The idea, said GMP CEO Mary Powell, was to build on CVPS' history in Rutland, while doing something "that was forward looking and forward thinking." True to its word, GMP has made strides to enliven downtown Rutland in the two and a half years since the merger. It's recruited businesses — some tied directly to the solar industry, like groSolar and SunCommon, as well as those unrelated, like Small Dog Electronics — to relocate downtown, and Louras said GMP is working to bring an independent bookstore back to the city.
GMP itself moved into a vacant storefront on Rutland's Merchants Row: What was formerly a department store is now the gleaming, high-tech Energy Innovation Center. In the rear of the building is a large, open-concept office space where workers tap away at laptops at standing desks. There's a conference room encased in glass walls and a large educational exhibit that invites schoolchildren to learn about energy and efficiency.
- caleb kenna
- Mary Powell
Powell remembers showing up on Merchants Row a few years ago to find seemingly deserted streets and abundant parking. Not so today: Occupancy rates in downtown storefronts are now at 95 percent.
"Rutland does feel different," said Powell.
But Powell doesn't take sole credit for the change. When she first started coming to Rutland, she tapped into a network of young, energetic people working to change their city. GMP's arrival also coincided with renewed efforts at neighborhood stabilization and a new approach to police work. The timing and overlap in these areas, Louras said, transformed the city. "I'm not just blowing smoke," he said. "That's a fact."
Louras' optimism is tempered by concerns that solar jobs — booming now — won't make up for the loss of CVPS. Sen. Kevin Mullin (R-Rutland) acknowledged that GMP is making good on its promises, but still believes that "there's no question the merger hurt Rutland," particularly when it comes to the loss of executive-level positions formerly associated with CVPS.
He also shares the concerns of some Rutland County residents who object to the sudden onslaught of solar development in the region. "What the state has done is turn their backs completely on local control," said Mullin, citing concerns about the long-term affordability of solar and calling some projects in the region "eyesores."
But solar projects have raised few objections within Rutland city limits, and Stafford Hill is no exception. One benefit of constructing a solar farm atop a former landfill is that the location was already tucked out of sight. The roughly 15 acres on which it sits weren't suitable for many other types of development.
On an overcast day last month, Kirk Shields — who introduces himself as an "innovation champion" with GMP — put on a hard hat and began the trek up Stafford Hill. He crunched through the snow that lingered after a powerful winter storm had swept the region a week before, leaving some GMP customers without power for days. Such winter storms are one reason why a microgrid powering a shelter makes practical sense.

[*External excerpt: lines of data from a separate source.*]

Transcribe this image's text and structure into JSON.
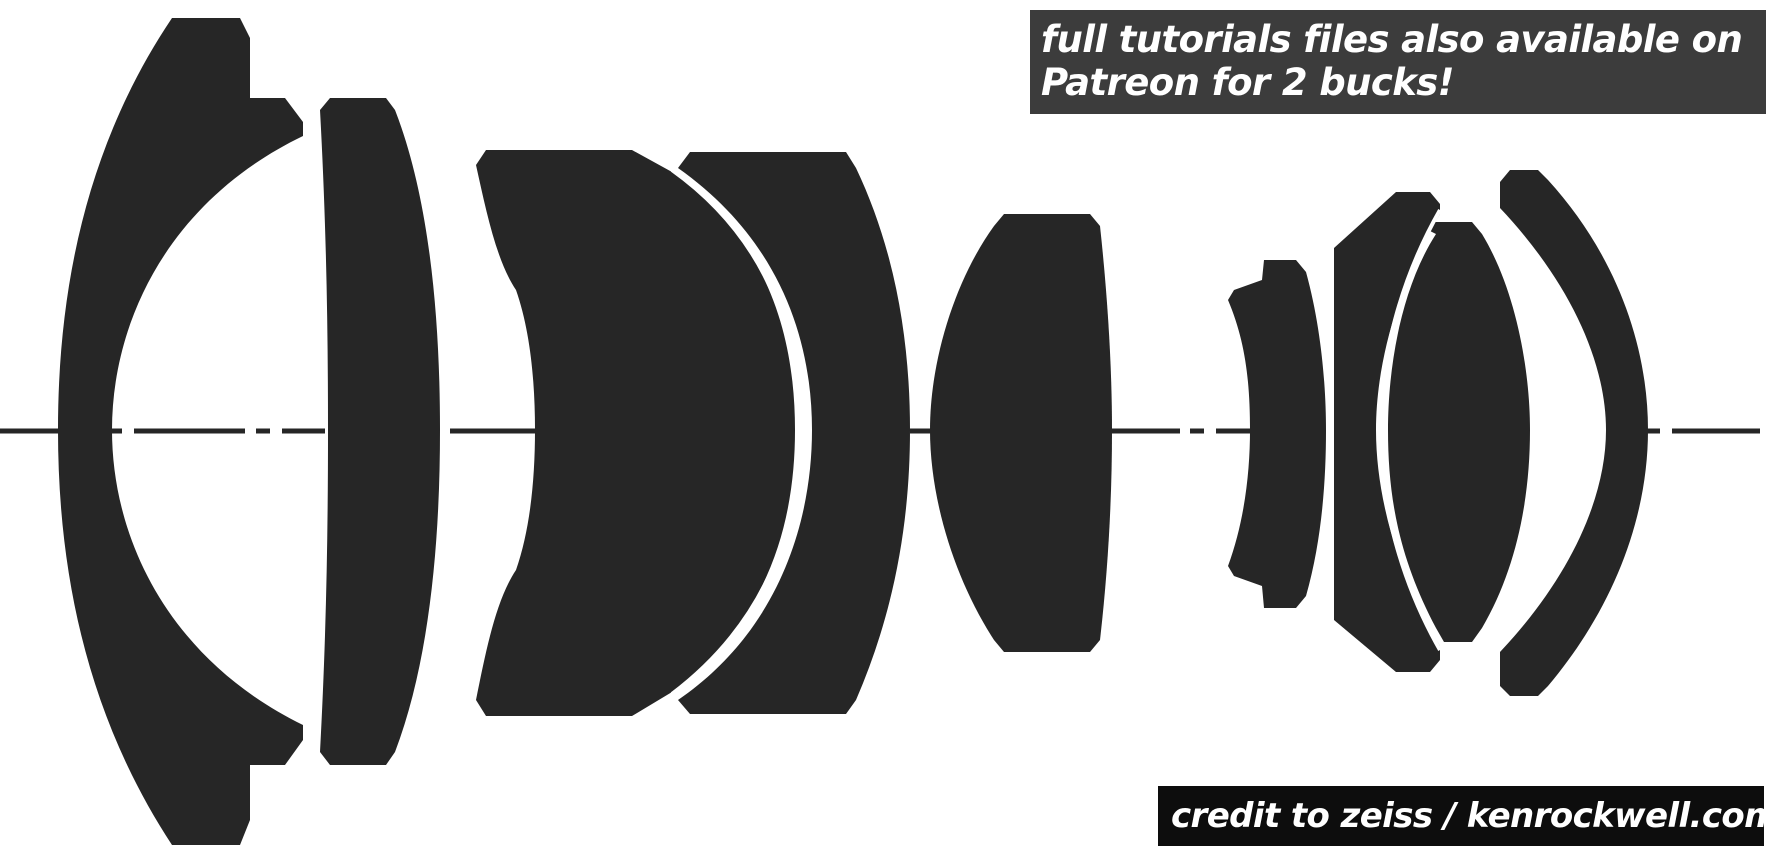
{
  "notes": {
    "patreon_line_1": "full tutorials files also available on",
    "patreon_line_2": "Patreon for 2 bucks!",
    "credit": "credit to zeiss / kenrockwell.com"
  },
  "colors": {
    "lens_fill": "#262626",
    "axis_line": "#262626",
    "background": "#ffffff",
    "patreon_banner_bg": "#3c3c3c",
    "credit_banner_bg": "#0d0d0d",
    "banner_text": "#ffffff"
  },
  "diagram": {
    "type": "lens cross-section (optical element layout)",
    "elements": [
      {
        "name": "element-1",
        "shape": "meniscus with flanged edge"
      },
      {
        "name": "element-2",
        "shape": "thin convex"
      },
      {
        "name": "element-3",
        "shape": "cemented half (front)"
      },
      {
        "name": "element-4",
        "shape": "cemented half (rear)"
      },
      {
        "name": "element-5",
        "shape": "biconvex"
      },
      {
        "name": "element-6",
        "shape": "concave with flange"
      },
      {
        "name": "element-7",
        "shape": "cemented half (front)"
      },
      {
        "name": "element-8",
        "shape": "biconvex (inner)"
      },
      {
        "name": "element-9",
        "shape": "meniscus"
      }
    ],
    "optical_axis": "dash-dot centre line"
  }
}
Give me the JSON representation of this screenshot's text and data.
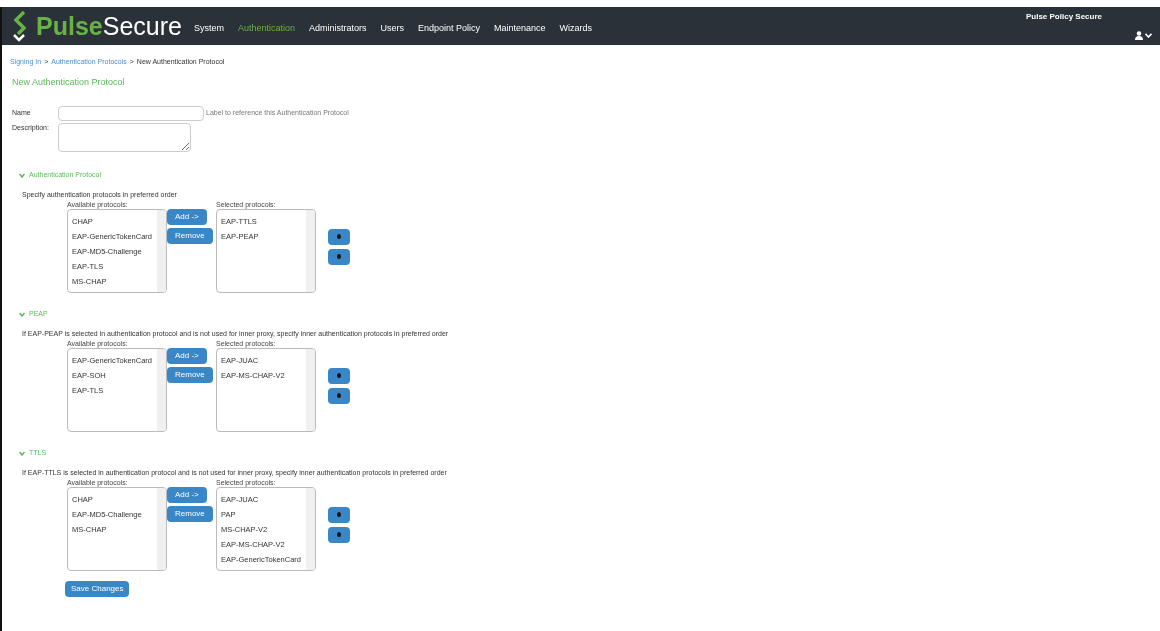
{
  "header": {
    "logo": {
      "part1": "Pulse",
      "part2": "Secure"
    },
    "nav": [
      {
        "label": "System",
        "selected": false
      },
      {
        "label": "Authentication",
        "selected": true
      },
      {
        "label": "Administrators",
        "selected": false
      },
      {
        "label": "Users",
        "selected": false
      },
      {
        "label": "Endpoint Policy",
        "selected": false
      },
      {
        "label": "Maintenance",
        "selected": false
      },
      {
        "label": "Wizards",
        "selected": false
      }
    ],
    "product": "Pulse Policy Secure"
  },
  "breadcrumb": [
    {
      "label": "Signing In",
      "link": true
    },
    {
      "label": ">",
      "link": false
    },
    {
      "label": "Authentication Protocols",
      "link": true
    },
    {
      "label": ">",
      "link": false
    },
    {
      "label": "New Authentication Protocol",
      "link": false
    }
  ],
  "page_title": "New Authentication Protocol",
  "form": {
    "name": {
      "label": "Name",
      "hint": "Label to reference this Authentication Protocol"
    },
    "description": {
      "label": "Description:"
    }
  },
  "sections": [
    {
      "title": "Authentication Protocol",
      "expanded": true,
      "instruction": "Specify authentication protocols in preferred order",
      "available_label": "Available protocols:",
      "selected_label": "Selected protocols:",
      "available": [
        "CHAP",
        "EAP-GenericTokenCard",
        "EAP-MD5-Challenge",
        "EAP-TLS",
        "MS-CHAP"
      ],
      "selected": [
        "EAP-TTLS",
        "EAP-PEAP"
      ],
      "add": "Add ->",
      "remove": "Remove"
    },
    {
      "title": "PEAP",
      "expanded": true,
      "instruction": "If EAP-PEAP is selected in authentication protocol and is not used for inner proxy, specify inner authentication protocols in preferred order",
      "available_label": "Available protocols:",
      "selected_label": "Selected protocols:",
      "available": [
        "EAP-GenericTokenCard",
        "EAP-SOH",
        "EAP-TLS"
      ],
      "selected": [
        "EAP-JUAC",
        "EAP-MS-CHAP-V2"
      ],
      "add": "Add ->",
      "remove": "Remove"
    },
    {
      "title": "TTLS",
      "expanded": true,
      "instruction": "If EAP-TTLS is selected in authentication protocol and is not used for inner proxy, specify inner authentication protocols in preferred order",
      "available_label": "Available protocols:",
      "selected_label": "Selected protocols:",
      "available": [
        "CHAP",
        "EAP-MD5-Challenge",
        "MS-CHAP"
      ],
      "selected": [
        "EAP-JUAC",
        "PAP",
        "MS-CHAP-V2",
        "EAP-MS-CHAP-V2",
        "EAP-GenericTokenCard"
      ],
      "add": "Add ->",
      "remove": "Remove"
    }
  ],
  "save_button": "Save Changes"
}
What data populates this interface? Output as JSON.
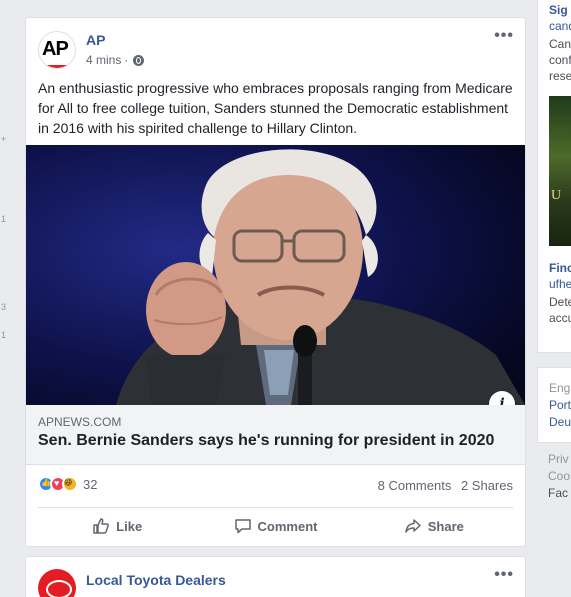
{
  "left_rail": {
    "marks": [
      "+",
      "1",
      "3",
      "1"
    ]
  },
  "post": {
    "page_name": "AP",
    "avatar_text": "AP",
    "time": "4 mins",
    "text": "An enthusiastic progressive who embraces proposals ranging from Medicare for All to free college tuition, Sanders stunned the Democratic establishment in 2016 with his spirited challenge to Hillary Clinton.",
    "link_domain": "APNEWS.COM",
    "link_title": "Sen. Bernie Sanders says he's running for president in 2020",
    "info_icon": "i",
    "reaction_count": "32",
    "comments": "8 Comments",
    "shares": "2 Shares",
    "actions": {
      "like": "Like",
      "comment": "Comment",
      "share": "Share"
    },
    "colors": {
      "link": "#385898",
      "meta": "#606770",
      "like_blue": "#2d88ff",
      "love_red": "#f33e58",
      "haha_yellow": "#f7b125"
    }
  },
  "ad": {
    "name": "Local Toyota Dealers",
    "logo_color": "#e41c23"
  },
  "right_col": {
    "lines": [
      "Sig",
      "cand",
      "Can",
      "conf",
      "rese",
      "U",
      "Finc",
      "ufhe",
      "Dete",
      "accu",
      "Eng",
      "Port",
      "Deu",
      "Priv",
      "Coo",
      "Fac"
    ]
  }
}
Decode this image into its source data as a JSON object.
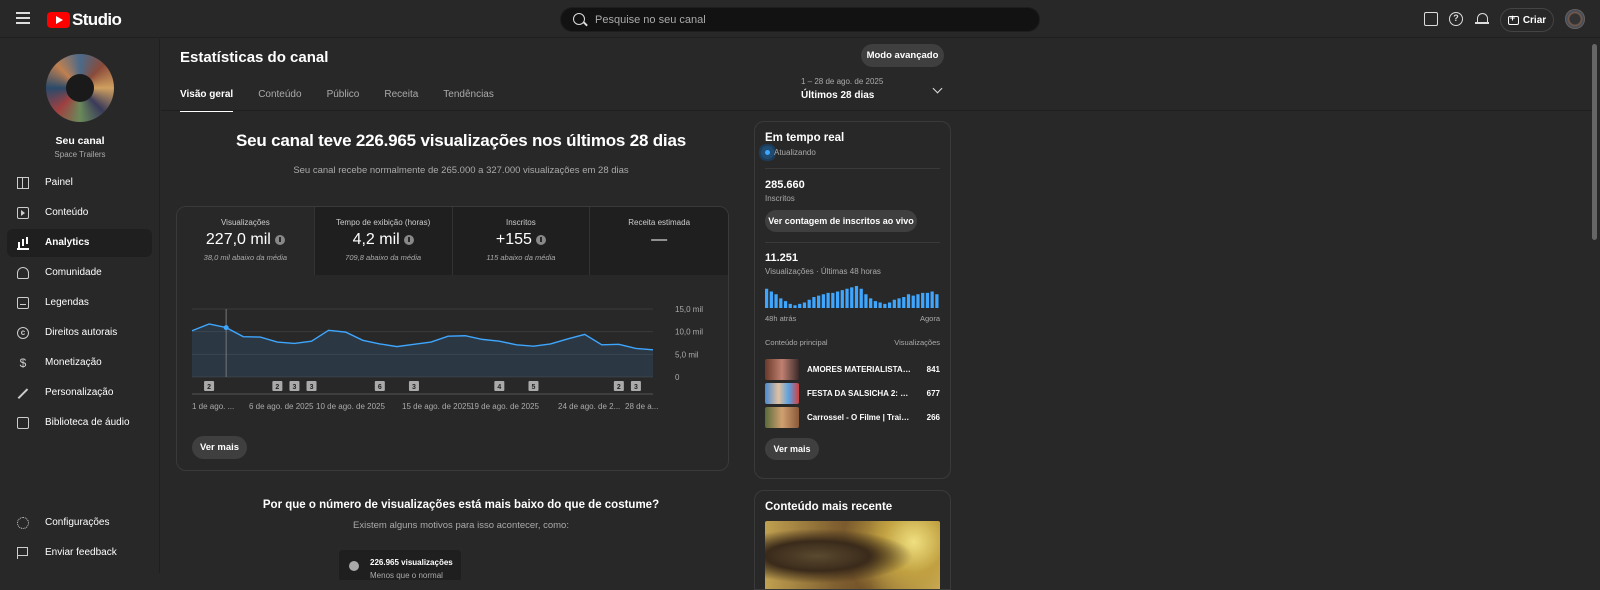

Shields, who worked with the city on the permitting for the project, said Rutland officials were happy to put the former landfill to good use. The panels are in place, and construction is under way on a battery-storage system that will hold lead acid and lithium ion batteries. By producing electricity when the sun shines, and banking excess power in those batteries, the microgrid should be able to power the shelter indefinitely.
Energy experts like Viens predict it won't be long before solar-powered microgrids are everywhere. Rutland is already considering other potential sites for the technology, according to Louras, including the city's water treatment facility.
When Stafford Hill powers up in March, Shields said, it will be GMP's biggest solar project yet. Pausing atop the snowy hill now blanketed with solar panels, he predicted, "It won't stay the biggest for long."